Lauren Tussey is an editorial coordinator at REALTOR® Magazine. You can reach her at email@example.com.
REALTOR® Annette Evans unlocks opportunities for developmentally disabled adults.
August 30, 2018
Like most young adults, Ari Levinson was eager to leave his parents’ nest. Today, he is proud of his South Orange, N.J., apartment and his job at the local Veterans Affairs hospital. While Ari appreciates when his parents invite him for dinner, his active social life and participation in sports teams—soccer, basketball, and softball—often make that difficult. “I have a life,” he quips.
That most common trajectory toward adulthood was impossible for his parents Michael and Jackie to imagine when Ari, now 43, was a child. He was just 2 when doctors confirmed that Ari had special needs that would almost certainly prevent him from living independently. They expected he’d eventually need to be institutionalized while his parents faced uneasy questions: Where is my child going to live when he’s older? What will happen to him when we’re gone?
A House Nearby
The Levinsons worked tirelessly to secure a plan for their son. Using their community’s network of other parents with developmentally disabled kids, the Levinsons sought to find schooling that could foster Ari’s social skills and independence. When they found out about JESPY House, a local nonprofit that helps adults with similar disabilities live independently, the couple learned that they’d need to spend the next decade preparing their son for the program.
Meeting REALTOR® Annette Evans at JESPY House gave them an immediate support system that seemed to alleviate all of their worries about Ari’s future. Evans’ involvement in JESPY grew from the caregiving role she had with her son, who became a JESPY client 30 years ago.
In her 30 years as a volunteer board member for JESPY, Evans, now a sales associate with Berkshire Hathaway HomeServices New Jersey Properties in Livingston, N.J, has filled many roles. “She doesn’t just sit at a board meeting,” says Michael, who serves on JESPY’s parent committee with Evans. “She is at every fundraising event, every seminar, every talk and discussion. She calls, emails, and writes to get more participation from parents so that JESPY raises money that it really, really needs.” Separate from JESPY House, she also staffs a parent helpline called Mom2Mom that provides peer support for families with children with special needs struggling to find resources and hope.
The Gems of JESPY
Evans’ voice grows warmer when she starts talking about the people who live in JESPY’s seven residential properties. She seeks to shine a light on all the ways the residents contribute to society. Before working in real estate, Evans was an administration manager and business control consultant at IBM and says she would have loved to have had developmentally disabled adults working on her team. They are efficient and excel at their jobs, she says. They can also advocate for themselves, she says, noting that some JESPY clients get involved in politics to make sure their voices are heard.
“Developmentally disabled people kind of get overlooked. And they have so much to offer. [JESPY] helps them to be well-rounded, happy, productive members of society, which is all they want to be.” —Annette Evans

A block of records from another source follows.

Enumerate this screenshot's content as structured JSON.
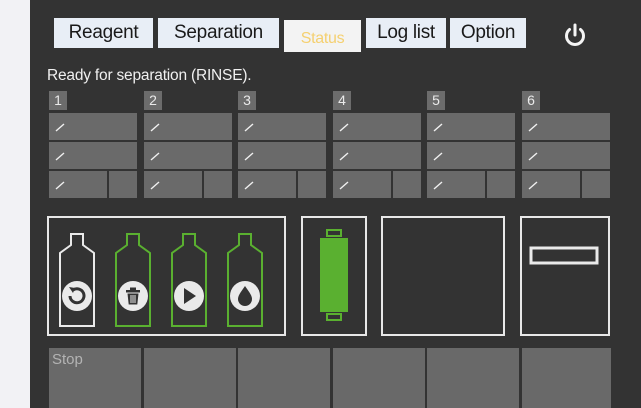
{
  "tabs": [
    {
      "label": "Reagent"
    },
    {
      "label": "Separation"
    },
    {
      "label": "Status",
      "active": true
    },
    {
      "label": "Log list"
    },
    {
      "label": "Option"
    }
  ],
  "power_icon": "power-icon",
  "status_message": "Ready for separation (RINSE).",
  "columns": [
    "1",
    "2",
    "3",
    "4",
    "5",
    "6"
  ],
  "bottles": [
    {
      "icon": "rinse-refresh-icon",
      "color": "#eaeaea"
    },
    {
      "icon": "waste-trash-icon",
      "color": "#5ab030"
    },
    {
      "icon": "play-icon",
      "color": "#5ab030"
    },
    {
      "icon": "drop-icon",
      "color": "#5ab030"
    }
  ],
  "cartridge_color": "#5ab030",
  "bottom_buttons": [
    "Stop",
    "",
    "",
    "",
    "",
    ""
  ],
  "colors": {
    "background": "#333333",
    "cell": "#6a6a6a",
    "accent_green": "#5ab030",
    "active_tab_text": "#f5d070"
  }
}
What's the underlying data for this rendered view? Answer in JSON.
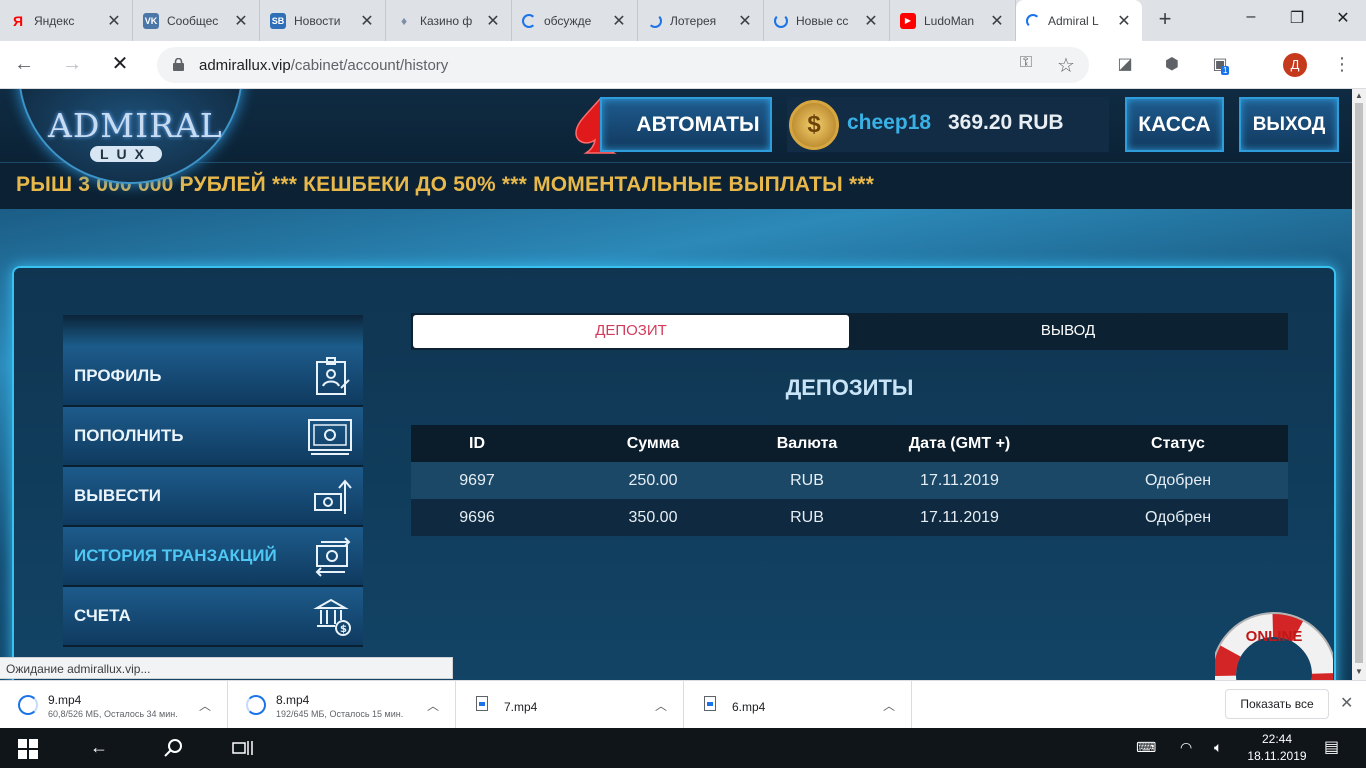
{
  "browser": {
    "tabs": [
      {
        "title": "Яндекс",
        "favicon": "yandex-icon",
        "color": "#ff0000",
        "glyph": "Я"
      },
      {
        "title": "Сообщес",
        "favicon": "vk-icon",
        "color": "#4a76a8",
        "glyph": "VK"
      },
      {
        "title": "Новости",
        "favicon": "sb-icon",
        "color": "#2f6fb7",
        "glyph": "SB"
      },
      {
        "title": "Казино ф",
        "favicon": "bulb-icon",
        "color": "#7a8ea6",
        "glyph": "♦"
      },
      {
        "title": "обсужде",
        "favicon": "loading-spinner-icon",
        "color": "#1a73e8",
        "glyph": ""
      },
      {
        "title": "Лотерея",
        "favicon": "loading-spinner-icon",
        "color": "#1a73e8",
        "glyph": ""
      },
      {
        "title": "Новые сс",
        "favicon": "loading-spinner-icon",
        "color": "#1a73e8",
        "glyph": ""
      },
      {
        "title": "LudoMan",
        "favicon": "youtube-icon",
        "color": "#ff0000",
        "glyph": "▶"
      },
      {
        "title": "Admiral L",
        "favicon": "loading-spinner-icon",
        "color": "#1a73e8",
        "glyph": "",
        "active": true
      }
    ],
    "url_host": "admirallux.vip",
    "url_path": "/cabinet/account/history",
    "profile_initial": "Д",
    "extension_badge": "1",
    "status_text": "Ожидание admirallux.vip..."
  },
  "site": {
    "logo_text": "ADMIRAL",
    "logo_sub": "LUX",
    "slots_button": "АВТОМАТЫ",
    "username": "cheep18",
    "balance": "369.20 RUB",
    "cashier_button": "КАССА",
    "logout_button": "ВЫХОД",
    "ticker": "РЫШ 3 000 000 РУБЛЕЙ   ***  КЕШБЕКИ ДО 50%   ***   МОМЕНТАЛЬНЫЕ ВЫПЛАТЫ   ***",
    "menu": [
      {
        "label": "ПРОФИЛЬ",
        "icon": "profile-card-icon"
      },
      {
        "label": "ПОПОЛНИТЬ",
        "icon": "banknotes-icon"
      },
      {
        "label": "ВЫВЕСТИ",
        "icon": "withdraw-icon"
      },
      {
        "label": "ИСТОРИЯ ТРАНЗАКЦИЙ",
        "icon": "transaction-history-icon",
        "active": true
      },
      {
        "label": "СЧЕТА",
        "icon": "bank-accounts-icon"
      }
    ],
    "tabs": {
      "deposit": "ДЕПОЗИТ",
      "withdraw": "ВЫВОД"
    },
    "section_title": "ДЕПОЗИТЫ",
    "table": {
      "headers": [
        "ID",
        "Сумма",
        "Валюта",
        "Дата (GMT +)",
        "Статус"
      ],
      "rows": [
        [
          "9697",
          "250.00",
          "RUB",
          "17.11.2019",
          "Одобрен"
        ],
        [
          "9696",
          "350.00",
          "RUB",
          "17.11.2019",
          "Одобрен"
        ]
      ]
    },
    "online_badge": "ONLINE"
  },
  "downloads": {
    "items": [
      {
        "name": "9.mp4",
        "status": "60,8/526 МБ, Осталось 34 мин.",
        "in_progress": true
      },
      {
        "name": "8.mp4",
        "status": "192/645 МБ, Осталось 15 мин.",
        "in_progress": true
      },
      {
        "name": "7.mp4",
        "status": "",
        "in_progress": false
      },
      {
        "name": "6.mp4",
        "status": "",
        "in_progress": false
      }
    ],
    "show_all": "Показать все"
  },
  "taskbar": {
    "time": "22:44",
    "date": "18.11.2019"
  }
}
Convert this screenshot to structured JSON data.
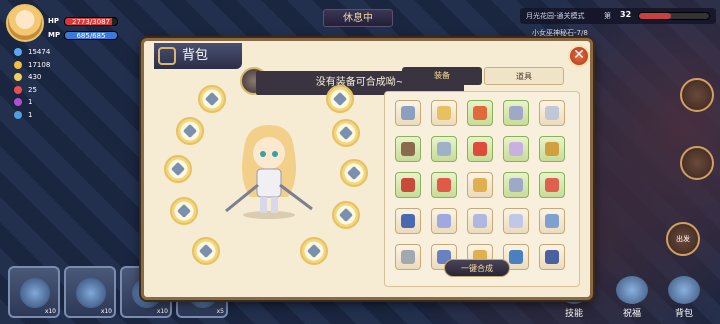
{
  "player": {
    "hp_label": "HP",
    "hp_value": "2773/3087",
    "hp_fraction": 0.9,
    "mp_label": "MP",
    "mp_value": "685/685",
    "mp_fraction": 1.0,
    "stats": [
      {
        "value": "15474",
        "color": "#5aa8f0"
      },
      {
        "value": "17108",
        "color": "#f0c040"
      },
      {
        "value": "430",
        "color": "#f0d060"
      },
      {
        "value": "25",
        "color": "#e85050"
      },
      {
        "value": "1",
        "color": "#b050d0"
      },
      {
        "value": "1",
        "color": "#50a0e0"
      }
    ]
  },
  "hud": {
    "rest_tag": "休息中",
    "mode_text": "月光花园-通关模式",
    "level_prefix": "第",
    "level_number": "32",
    "level_progress": 0.45,
    "quest_text": "小女巫神秘石-7/8"
  },
  "right_buttons": {
    "depart_label": "出发"
  },
  "bottom": {
    "slots": [
      {
        "level": "x10"
      },
      {
        "level": "x10"
      },
      {
        "level": "x10"
      },
      {
        "level": "x5"
      }
    ],
    "skill_label": "技能",
    "bless_label": "祝福",
    "bag_label": "背包"
  },
  "panel": {
    "title": "背包",
    "notice": "没有装备可合成呦~",
    "tabs": {
      "equipment": "装备",
      "items": "道具"
    },
    "merge_button": "一键合成",
    "grid_colors": [
      [
        "#8aa0c0",
        "#e8c060",
        "#e06a3a",
        "#a0a8c8",
        "#c0c8d8"
      ],
      [
        "#8a6a4a",
        "#a0b0c8",
        "#e04a3a",
        "#c8b0e0",
        "#d0a040"
      ],
      [
        "#c84a3a",
        "#e05a4a",
        "#e0b050",
        "#a0a8c8",
        "#e06050"
      ],
      [
        "#4a6ab0",
        "#a0a8e0",
        "#b0b8e0",
        "#c0c8e8",
        "#80a0d0"
      ],
      [
        "#a0a8b0",
        "#6a80c0",
        "#e0b050",
        "#4a80c0",
        "#4a60a0"
      ]
    ],
    "green_cells": [
      [
        0,
        2
      ],
      [
        0,
        3
      ],
      [
        1,
        0
      ],
      [
        1,
        1
      ],
      [
        1,
        2
      ],
      [
        1,
        3
      ],
      [
        1,
        4
      ],
      [
        2,
        0
      ],
      [
        2,
        1
      ],
      [
        2,
        3
      ],
      [
        2,
        4
      ]
    ]
  }
}
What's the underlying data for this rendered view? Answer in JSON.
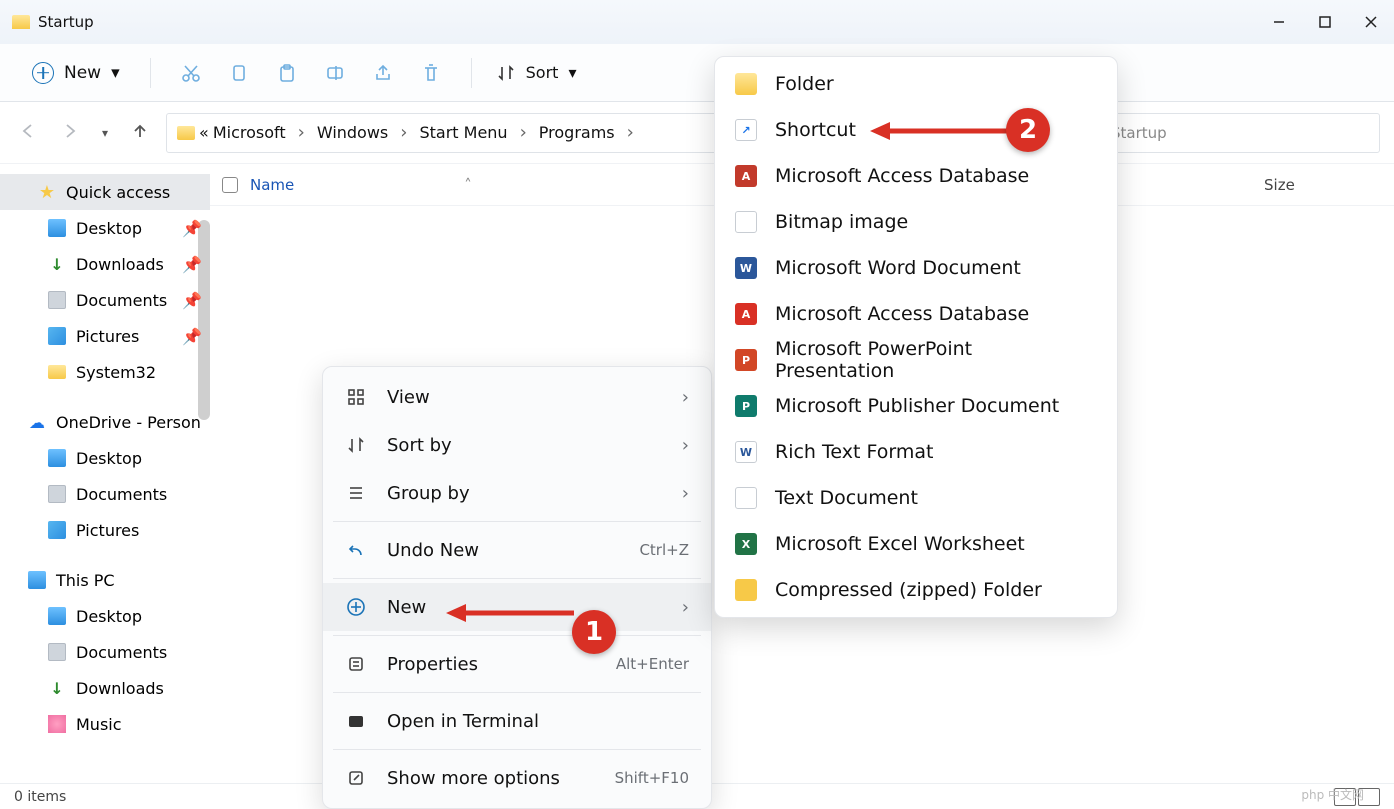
{
  "window": {
    "title": "Startup"
  },
  "toolbar": {
    "new_label": "New",
    "sort_label": "Sort"
  },
  "breadcrumb": {
    "ellipsis": "«",
    "items": [
      "Microsoft",
      "Windows",
      "Start Menu",
      "Programs"
    ],
    "search_prefix": "Startup"
  },
  "columns": {
    "name": "Name",
    "size": "Size"
  },
  "sidebar": {
    "quick_access": "Quick access",
    "quick_items": [
      {
        "icon": "monitor",
        "label": "Desktop",
        "pinned": true
      },
      {
        "icon": "darrow",
        "label": "Downloads",
        "pinned": true
      },
      {
        "icon": "doc",
        "label": "Documents",
        "pinned": true
      },
      {
        "icon": "pic",
        "label": "Pictures",
        "pinned": true
      },
      {
        "icon": "folder",
        "label": "System32",
        "pinned": false
      }
    ],
    "onedrive": {
      "label": "OneDrive - Person",
      "items": [
        {
          "icon": "monitor",
          "label": "Desktop"
        },
        {
          "icon": "doc",
          "label": "Documents"
        },
        {
          "icon": "pic",
          "label": "Pictures"
        }
      ]
    },
    "thispc": {
      "label": "This PC",
      "items": [
        {
          "icon": "monitor",
          "label": "Desktop"
        },
        {
          "icon": "doc",
          "label": "Documents"
        },
        {
          "icon": "darrow",
          "label": "Downloads"
        },
        {
          "icon": "music",
          "label": "Music"
        }
      ]
    }
  },
  "context_menu": {
    "view": "View",
    "sort_by": "Sort by",
    "group_by": "Group by",
    "undo": "Undo New",
    "undo_accel": "Ctrl+Z",
    "new": "New",
    "properties": "Properties",
    "properties_accel": "Alt+Enter",
    "terminal": "Open in Terminal",
    "more": "Show more options",
    "more_accel": "Shift+F10"
  },
  "new_submenu": [
    {
      "icon": "folder",
      "label": "Folder"
    },
    {
      "icon": "shortcut",
      "label": "Shortcut"
    },
    {
      "icon": "access",
      "label": "Microsoft Access Database"
    },
    {
      "icon": "bmp",
      "label": "Bitmap image"
    },
    {
      "icon": "word",
      "label": "Microsoft Word Document"
    },
    {
      "icon": "pdf",
      "label": "Microsoft Access Database"
    },
    {
      "icon": "ppt",
      "label": "Microsoft PowerPoint Presentation"
    },
    {
      "icon": "pub",
      "label": "Microsoft Publisher Document"
    },
    {
      "icon": "rtf",
      "label": "Rich Text Format"
    },
    {
      "icon": "txt",
      "label": "Text Document"
    },
    {
      "icon": "xls",
      "label": "Microsoft Excel Worksheet"
    },
    {
      "icon": "zip",
      "label": "Compressed (zipped) Folder"
    }
  ],
  "annotations": {
    "badge1": "1",
    "badge2": "2"
  },
  "status": {
    "items": "0 items"
  },
  "watermark": "php 中文网"
}
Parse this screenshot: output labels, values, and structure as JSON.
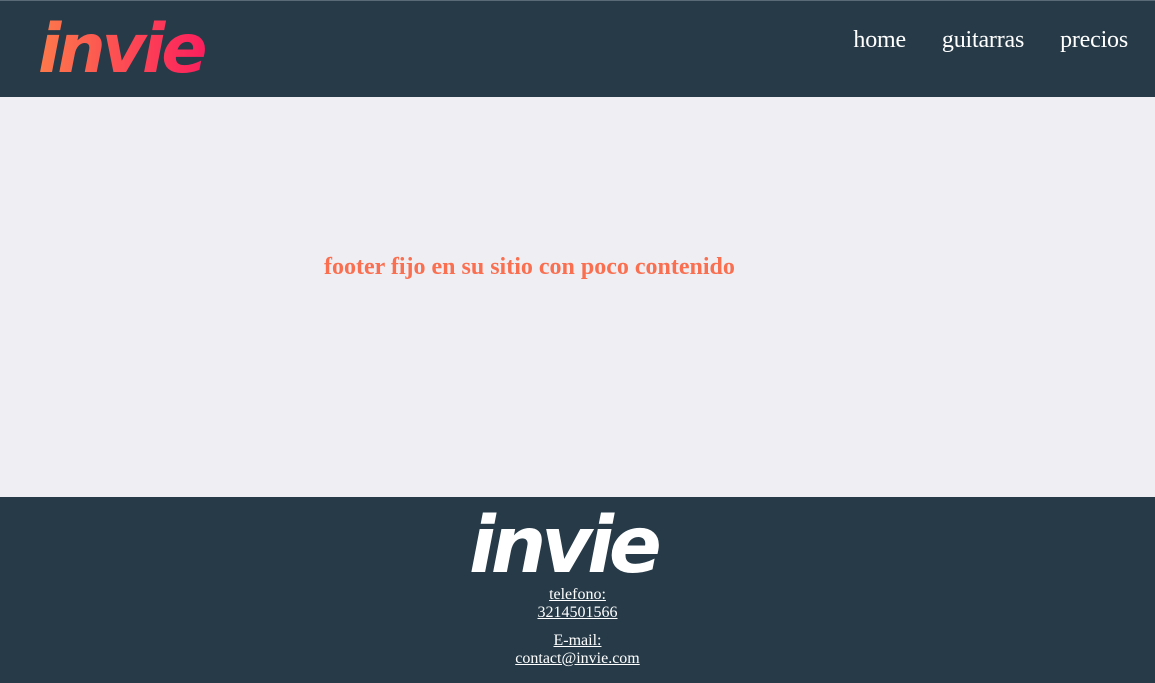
{
  "brand": {
    "name": "invie",
    "header_logo_gradient": [
      "#fd7a4a",
      "#fb1f5d"
    ],
    "footer_logo_color": "#ffffff"
  },
  "nav": {
    "items": [
      {
        "label": "home"
      },
      {
        "label": "guitarras"
      },
      {
        "label": "precios"
      }
    ]
  },
  "main": {
    "message": "footer fijo en su sitio con poco contenido"
  },
  "footer": {
    "phone_label": "telefono:",
    "phone_value": "3214501566",
    "email_label": "E-mail:",
    "email_value": "contact@invie.com"
  },
  "colors": {
    "header_bg": "#263a48",
    "page_bg": "#efeef3",
    "accent": "#f96f50",
    "nav_text": "#ffffff"
  }
}
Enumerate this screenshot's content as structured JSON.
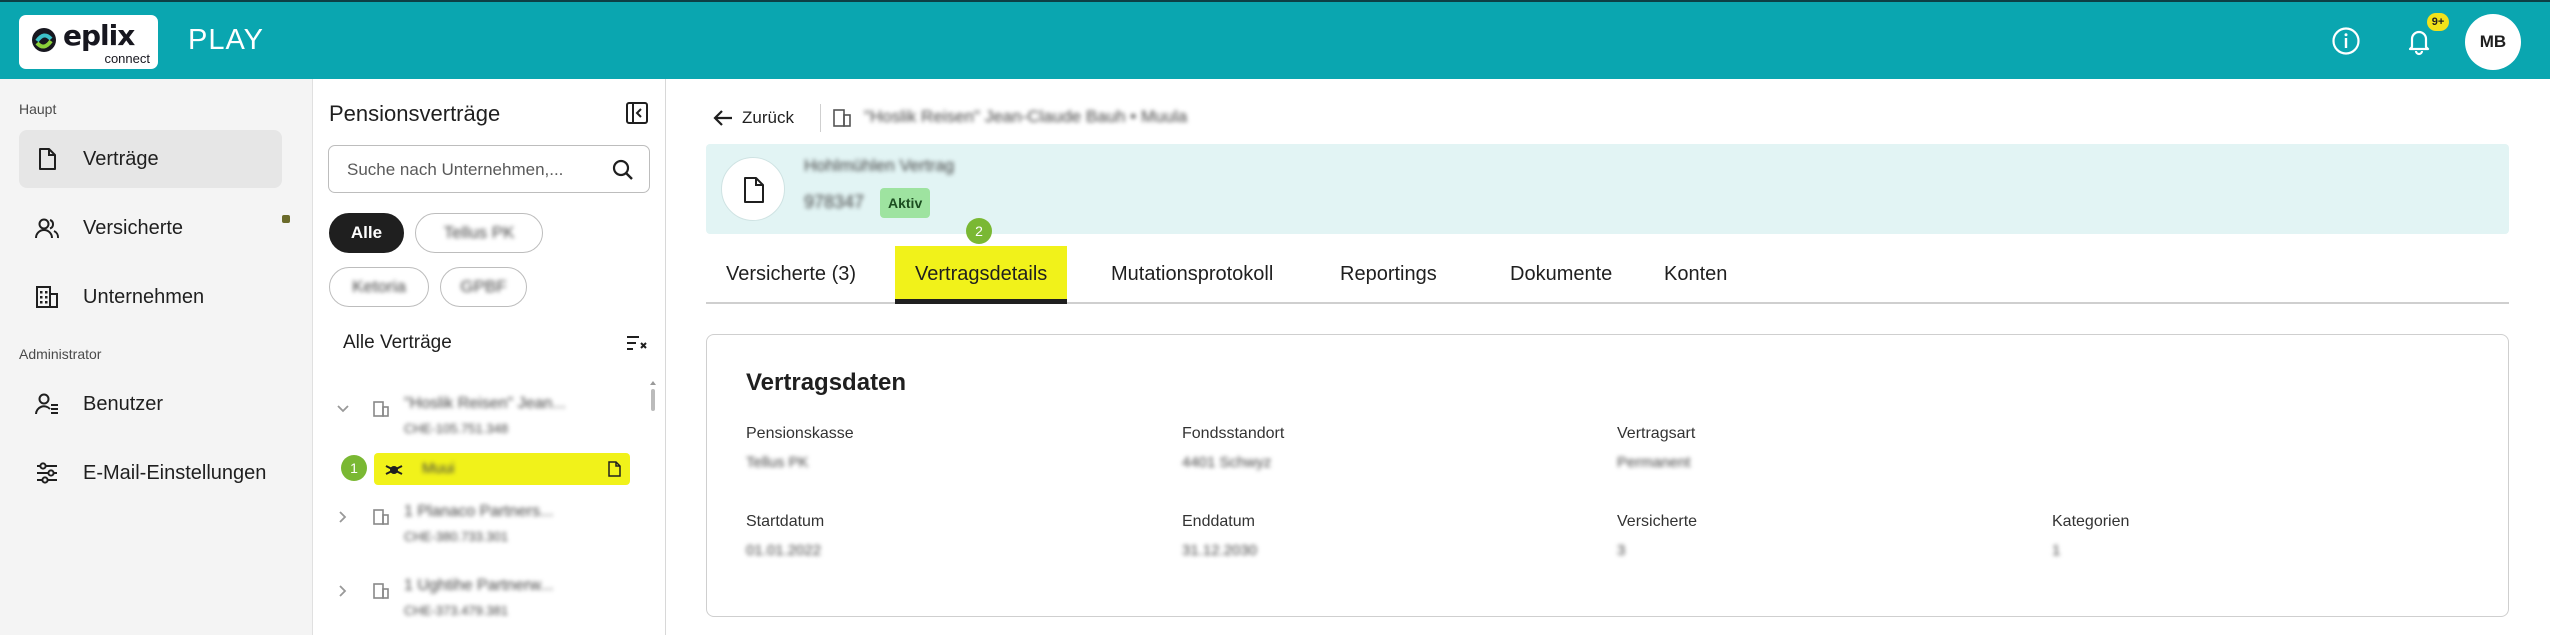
{
  "colors": {
    "brand": "#0aa6b0",
    "highlight": "#f1f21a",
    "status_active": "#9ee3a0",
    "step_marker": "#7ab833"
  },
  "topbar": {
    "logo_text": "eplix",
    "logo_sub": "connect",
    "app_title": "PLAY",
    "notification_badge": "9+",
    "avatar_initials": "MB",
    "icons": [
      "info-icon",
      "bell-icon"
    ]
  },
  "sidebar": {
    "section_main": "Haupt",
    "section_admin": "Administrator",
    "items": [
      {
        "label": "Verträge",
        "icon": "document-icon",
        "active": true
      },
      {
        "label": "Versicherte",
        "icon": "users-icon",
        "active": false
      },
      {
        "label": "Unternehmen",
        "icon": "building-icon",
        "active": false
      },
      {
        "label": "Benutzer",
        "icon": "user-admin-icon",
        "active": false
      },
      {
        "label": "E-Mail-Einstellungen",
        "icon": "sliders-icon",
        "active": false
      }
    ]
  },
  "list_panel": {
    "title": "Pensionsverträge",
    "search_placeholder": "Suche nach Unternehmen,...",
    "chips": [
      "Alle",
      "Tellus PK",
      "Ketoria",
      "GPBF"
    ],
    "list_title": "Alle Verträge",
    "rows": [
      {
        "name": "\"Hoslik Reisen\" Jean...",
        "id": "CHE-105.751.348"
      },
      {
        "name": "Muui",
        "id": ""
      },
      {
        "name": "1 Planaco Partners...",
        "id": "CHE-380.733.301"
      },
      {
        "name": "1 Ughtihe Partnerw...",
        "id": "CHE-373.479.381"
      }
    ],
    "step_marker": "1"
  },
  "main": {
    "back_label": "Zurück",
    "breadcrumb": "\"Hoslik Reisen\" Jean-Claude Bauh  •  Muula",
    "contract_name": "Hohlmühlen Vertrag",
    "contract_number": "978347",
    "status": "Aktiv",
    "step_marker": "2",
    "tabs": [
      "Versicherte (3)",
      "Vertragsdetails",
      "Mutationsprotokoll",
      "Reportings",
      "Dokumente",
      "Konten"
    ],
    "active_tab": 1,
    "card": {
      "title": "Vertragsdaten",
      "fields": [
        {
          "label": "Pensionskasse",
          "value": "Tellus PK"
        },
        {
          "label": "Fondsstandort",
          "value": "4401 Schwyz"
        },
        {
          "label": "Vertragsart",
          "value": "Permanent"
        },
        {
          "label": "Startdatum",
          "value": "01.01.2022"
        },
        {
          "label": "Enddatum",
          "value": "31.12.2030"
        },
        {
          "label": "Versicherte",
          "value": "3"
        },
        {
          "label": "Kategorien",
          "value": "1"
        }
      ]
    }
  }
}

“In New Jersey, they’ve been taking funding away from developmentally disabled people. Our clients are going to political meetings and fighting for their rights,” Evans says. “They get up to speak and say, ‘I’m living this life, and it’s happy and productive, and you’re trying to take it away from me and that’s not right.’ It can teach us all something.”
Most of the people JESPY serves are leading full lives as employed, taxpaying citizens. Clients like Ari Levinson, who moved into his first JESPY residence at 21, receive transportation services at JESPY to get to work, run errands, and attend social outings. Case managers help JESPY clients maintain a budget and ensure they pay their bills. JESPY residents also help each other through the everyday struggles that come with having intellectual and physical disabilities.
“If more people were as kind as those who have developmental disabilities, I think it’d be a better world,” Evans says. “All they want to do is help, not hurt.”
Funds for the Future
Evans, co-chair of this year’s major fundraising campaign gala, helped the group raise more than $200,000, roughly double the total raised in 2017. These funds go toward housing, recreational programming, events for clients and parents, job sourcing, counselors, and more.
In addition, Evans organizes workshops and brings in out-of-state academics who teach parents and caregivers how to prepare themselves for their loved ones to age in place at JESPY residences, which has become a top priority of the organization.
As clients’ needs evolve, Evans’ efforts have helped maintain JESPY House as a strong, adaptable program that currently serves 250 clients ranging from ages 18 to 70. As Tara Roberts, JESPY’s head of community relations, noted, some people are thinkers while others are doers—and Evans is a doer. “I think she does it for the people—she believes in the mission of the agency,” Roberts says, adding that advocates like Evans make sure no one’s needs go unmet.
Her demanding work and volunteer schedule means Evans is rarely home, but she has no complaints. “I do believe there’s much happiness in giving,” Evans says. “Some people get so busy with their lives, they don’t make time to volunteer, to help someone. I believe when I help other people, I get more back than I give. I truly, truly feel that.”